Jonathan Danko Kielkowski is a German based photographer and artist. January 13 2016 marked the fourth anniversary of the sinking of the cruise ship Costa Concordia off the Tuscan holiday island of Giglio.
32 people died in the incident and the salvage and scrapping efforts are estimated to total in the range of $2 billion, in addition to the vessel’s $500 million value. It was the most expensive maritime wreck recovery in history.
Kielkowski has just published a book via www.whitepress.com. He swam out to the wreck of the Concordia before the scrapping of her was started.
His book documents moments in time of a destroyed cruiser and destroyed lives – five years ago, on January 13, 2012, Costa Concordia began to capsize after striking a rock off the coast of the island of Giglio. 32 people died.
Costa Concordia was a Concordia-class cruise ship built in 2004 and it was declared a total loss and later towed to the port of Genoa where scrapping the liner is now pretty much completed.
The search for the two still missing continued after the ship was uprighted on 17 September 2013. On 26 September 2013, unidentified remains were found near the central part of the ship, where they were last seen. The remains were to be subjected to DNA testing to determine their identity
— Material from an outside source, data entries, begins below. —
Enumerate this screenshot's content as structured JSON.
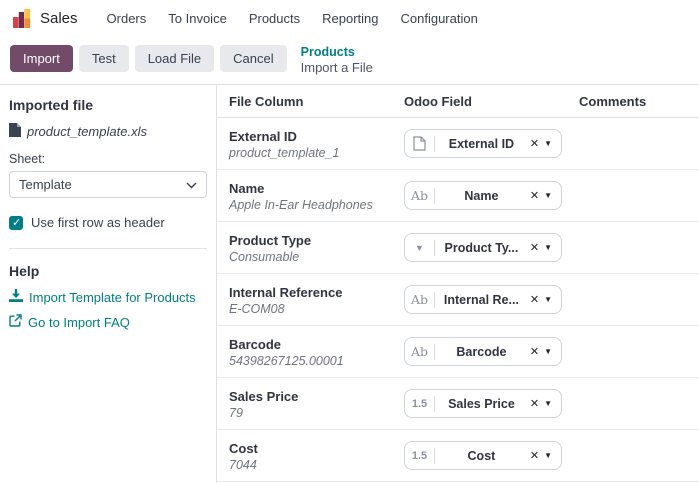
{
  "nav": {
    "app_name": "Sales",
    "items": [
      {
        "label": "Orders"
      },
      {
        "label": "To Invoice"
      },
      {
        "label": "Products"
      },
      {
        "label": "Reporting"
      },
      {
        "label": "Configuration"
      }
    ]
  },
  "control_bar": {
    "buttons": {
      "import": "Import",
      "test": "Test",
      "load_file": "Load File",
      "cancel": "Cancel"
    },
    "breadcrumb": {
      "parent": "Products",
      "current": "Import a File"
    }
  },
  "sidebar": {
    "imported_file_heading": "Imported file",
    "file_name": "product_template.xls",
    "sheet_label": "Sheet:",
    "sheet_value": "Template",
    "first_row_header_label": "Use first row as header",
    "first_row_header_checked": true,
    "help_heading": "Help",
    "links": [
      {
        "label": "Import Template for Products",
        "icon": "download-icon"
      },
      {
        "label": "Go to Import FAQ",
        "icon": "external-link-icon"
      }
    ]
  },
  "table": {
    "headers": [
      "File Column",
      "Odoo Field",
      "Comments"
    ],
    "rows": [
      {
        "column": "External ID",
        "sample": "product_template_1",
        "field": {
          "icon": "page",
          "label": "External ID"
        }
      },
      {
        "column": "Name",
        "sample": "Apple In-Ear Headphones",
        "field": {
          "icon": "Ab",
          "label": "Name"
        }
      },
      {
        "column": "Product Type",
        "sample": "Consumable",
        "field": {
          "icon": "caret",
          "label": "Product Ty..."
        }
      },
      {
        "column": "Internal Reference",
        "sample": "E-COM08",
        "field": {
          "icon": "Ab",
          "label": "Internal Re..."
        }
      },
      {
        "column": "Barcode",
        "sample": "54398267125.00001",
        "field": {
          "icon": "Ab",
          "label": "Barcode"
        }
      },
      {
        "column": "Sales Price",
        "sample": "79",
        "field": {
          "icon": "1.5",
          "label": "Sales Price"
        }
      },
      {
        "column": "Cost",
        "sample": "7044",
        "field": {
          "icon": "1.5",
          "label": "Cost"
        }
      }
    ]
  },
  "icons": {
    "remove": "✕",
    "caret": "▼",
    "dropdown_glyph": "▼"
  },
  "colors": {
    "primary": "#714B67",
    "accent_teal": "#017E84",
    "text": "#374151",
    "muted": "#6c757d",
    "border": "#dee2e6"
  }
}
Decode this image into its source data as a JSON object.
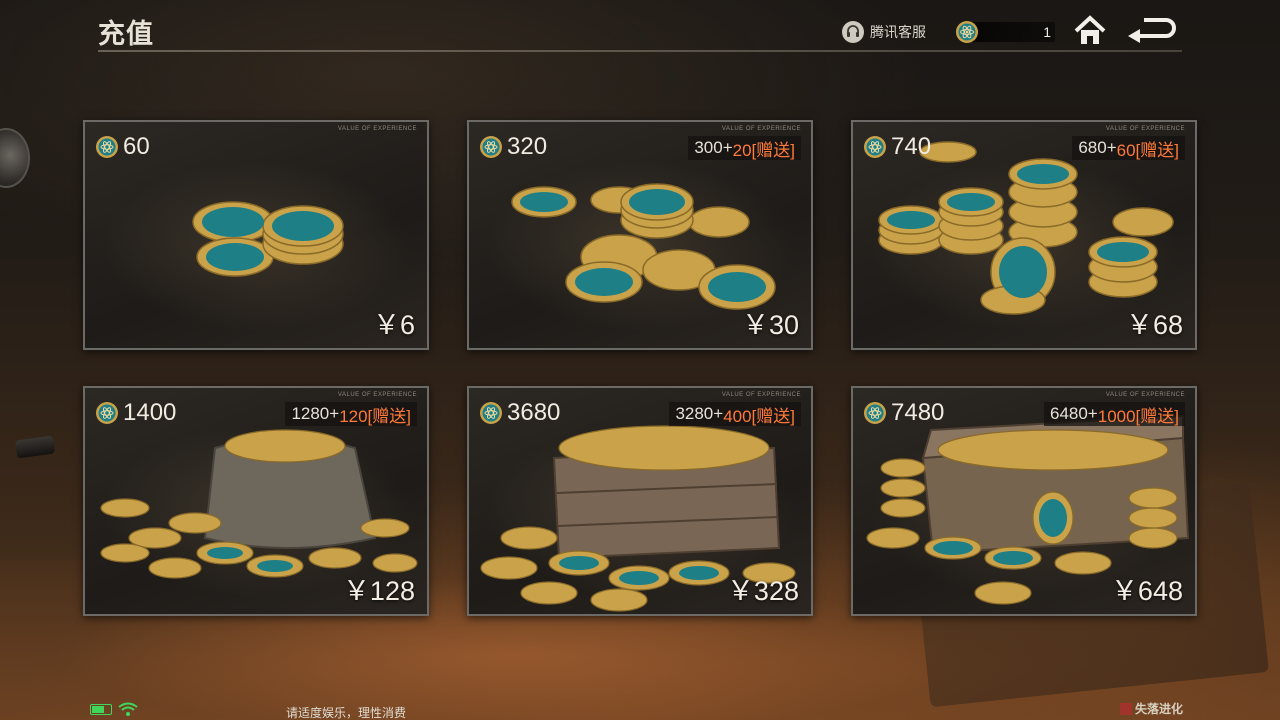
{
  "header": {
    "title": "充值",
    "customer_service_label": "腾讯客服",
    "currency_value": "1"
  },
  "packages": [
    {
      "amount": "60",
      "bonus_base": "",
      "bonus_extra": "",
      "price": "￥6"
    },
    {
      "amount": "320",
      "bonus_base": "300+",
      "bonus_extra": "20[赠送]",
      "price": "￥30"
    },
    {
      "amount": "740",
      "bonus_base": "680+",
      "bonus_extra": "60[赠送]",
      "price": "￥68"
    },
    {
      "amount": "1400",
      "bonus_base": "1280+",
      "bonus_extra": "120[赠送]",
      "price": "￥128"
    },
    {
      "amount": "3680",
      "bonus_base": "3280+",
      "bonus_extra": "400[赠送]",
      "price": "￥328"
    },
    {
      "amount": "7480",
      "bonus_base": "6480+",
      "bonus_extra": "1000[赠送]",
      "price": "￥648"
    }
  ],
  "card_tag": "VALUE OF EXPERIENCE",
  "footer": {
    "note": "请适度娱乐，理性消费",
    "logo_text": "失落进化",
    "battery_level": 0.7
  },
  "icons": {
    "currency": "atom-coin-icon",
    "customer_service": "headset-icon",
    "home": "home-icon",
    "back": "back-arrow-icon",
    "wifi": "wifi-icon",
    "battery": "battery-icon"
  },
  "colors": {
    "bonus_accent": "#ff7a3a",
    "status_green": "#3fd65a",
    "coin_teal": "#1e7f86",
    "coin_gold": "#c9a24a"
  }
}
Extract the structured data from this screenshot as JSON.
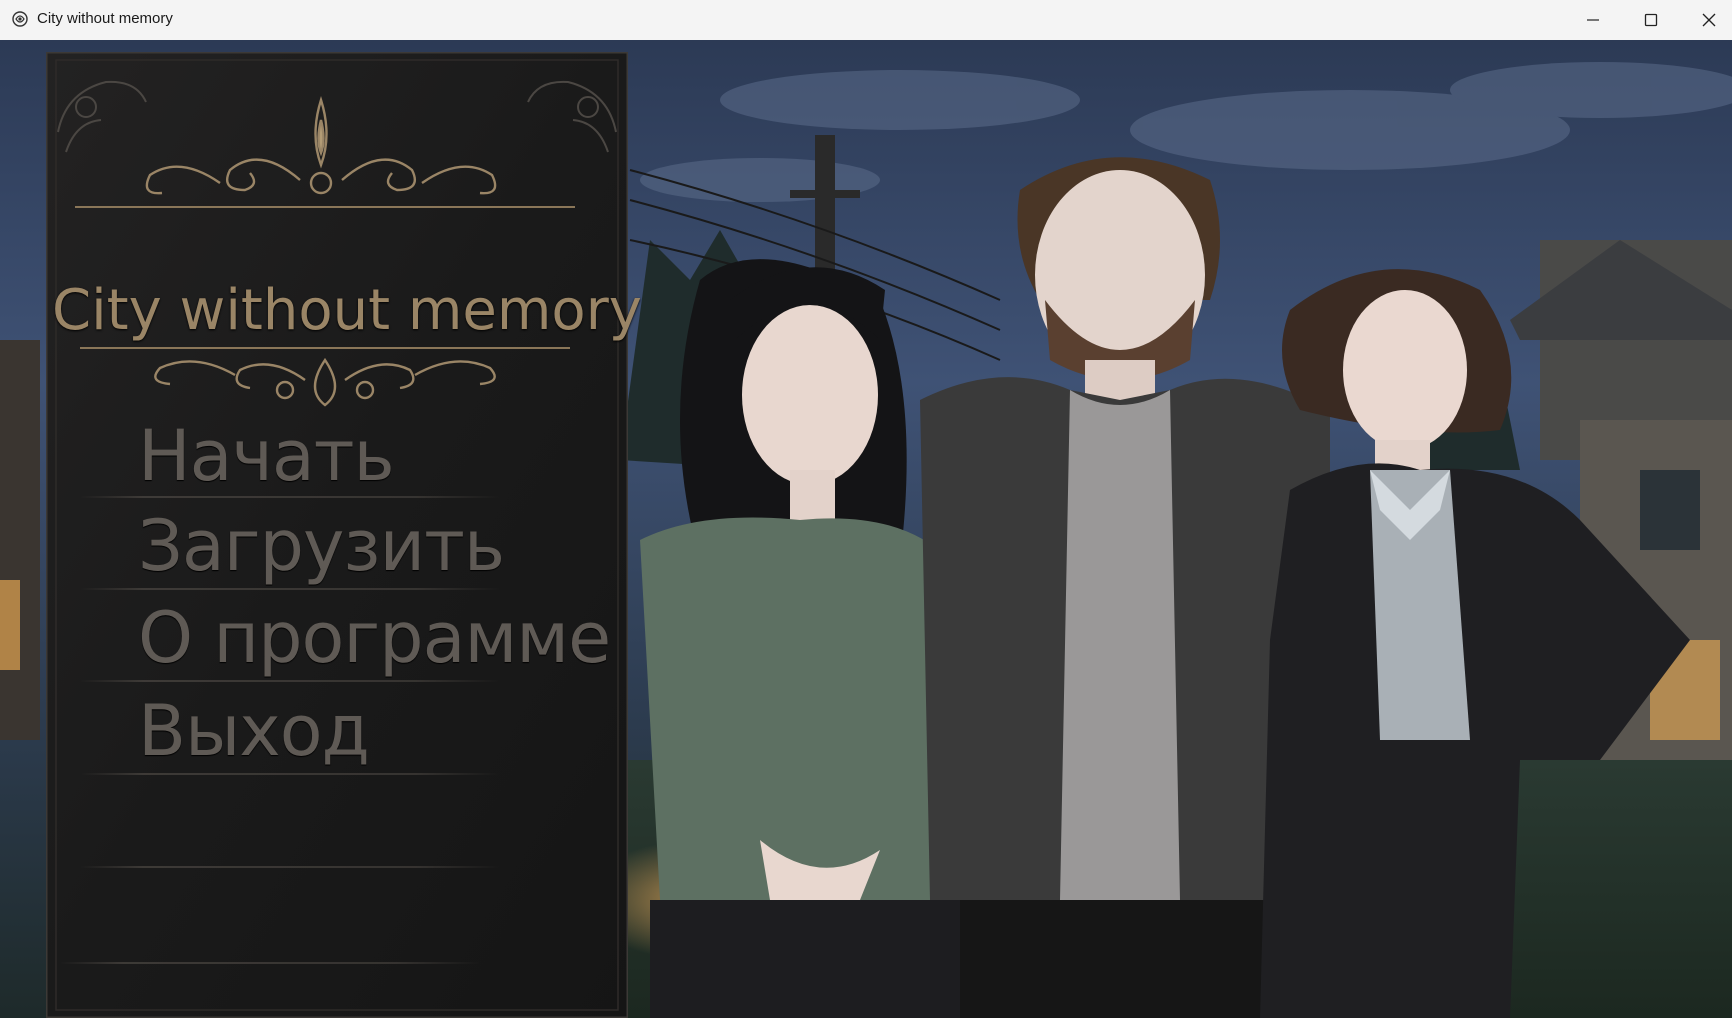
{
  "window": {
    "title": "City without memory",
    "controls": [
      "minimize-icon",
      "maximize-icon",
      "close-icon"
    ]
  },
  "menu": {
    "title": "City without memory",
    "items": [
      {
        "label": "Начать"
      },
      {
        "label": "Загрузить"
      },
      {
        "label": "О программе"
      },
      {
        "label": "Выход"
      }
    ]
  },
  "colors": {
    "title_gold": "#9a8566",
    "menu_text": "#5f5a55",
    "panel_bg": "#1c1c1c",
    "sky": "#3e4f6e"
  }
}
On 13 January 2012 at about 9:45 p.m., in calm seas and overcast weather, under command of Captain Francesco Schettino, Costa Concordia struck a rock in the Tyrrhenian Sea just off the eastern shore of Isola del Giglio, on the western coast of Italy about 62 miles northwest of Rome.
This tore a 60 ft gash on the port side of her hull, which soon flooded parts of the engine room resulting in power loss to her propulsion and electrical systems.
Jonathans book is available via www.whitepress.com. You can also follow Jonathan on Facebook, Instagram and via his website jd-kielkowski.com
On 15 January 2013, the final two bodies were thought to have been located (those of a female passenger and male crew member), but reportedly could not be recovered, as their location near the stern made recovery inaccessible until the ship could be rotated. However, the companies performing the refloating operation denied any bodies had been found.
On 28 January, the 17th body, that of a female crew member, was recovered from a submerged part of the vessel.
Divers and firefighters continued to search for survivors who might have been trapped in the ship, and rescued a Korean newlywed couple trapped in a cabin two decks above the water line, and the ship’s purser, who had a broken leg.
He was later charged with failing to describe to maritime authorities the scope of the disasterand with abandoning incapacitated passengers. Costa Cruises offered compensation to passengers (to a limit of €11,000 a person) to pay for all damages, including the value of the cruise. One-third of the passengers took this offer. The company also at first offered to pay Captain Schettino’s legal costs, but later changed its position.
There were immediate fears of an ecological disaster, because the partially submerged wreck was in danger of slipping into much deeper water, with a risk of oil pollution that could have devastated the popular tourist zone.
Captain Schettino stated that, before approaching the island, he turned off the alarm system for the ship’s computer navigation system. “I was navigating by sight, because I knew those seabeds well. I had done the move three, four times.”
He told investigators that he saw waves breaking on the reef and turned abruptly, swinging the side of the hull into the reef. “I have to take responsibility for the fact that I made a judgment error.””This time I ordered the turn too late.”
With water flooding in and listing, the ship drifted back to Giglio Island where she grounded 550 yards north of the village of Giglio Porto.
Resting on her starboard side in shallow waters with most of her starboard side under water. Despite the gradual sinking of the ship, its complete loss of power, and its proximity to shore in calm seas, an order to abandon ship was not issued until over an hour after the initial impact.
Although international maritime law requires all passengers to be evacuated within 30 minutes of an order to abandon ship, the evacuation of Costa Concordia took over six hours and not all passengers were evacuated. Of the 3,229 passengers and 1,023 crew known to have been aboard, 32 died.
Between 14 and 30 January 2012, rescue divers searched within the ship for missing people. The head of the coast guard diving team described the conditions inside the ship, still perched on a 120 ft ledge, as “disastrous”.
The ship was righted on 17 September 2013, and on 24 October 2013 it was reported that DNA analysis of one body found earlier in the same month confirmed it was the body of missing Italian passenger Maria Grazia Trecarichi.
During a six-hour evacuation, most passengers were brought ashore. The search for missing people continued for several months, with all but two being accounted for.
The impact could be heard by passengers on board and caused a temporary power blackout when water flooded the engine room.
Without power, the ship drifted astern, listing heavily to starboard.
Costa Concordia drifted back and grounded near shore, then rolled onto her starboard side, lying in an unsteady position on a rocky underwater ledge.The captain, Francesco Schettino, ordered evacuation after an hour of drifting, during which the ship had started to list
Almost half of the ship remained above water, but it was in danger of sinking completely into a trough 230 ft deep.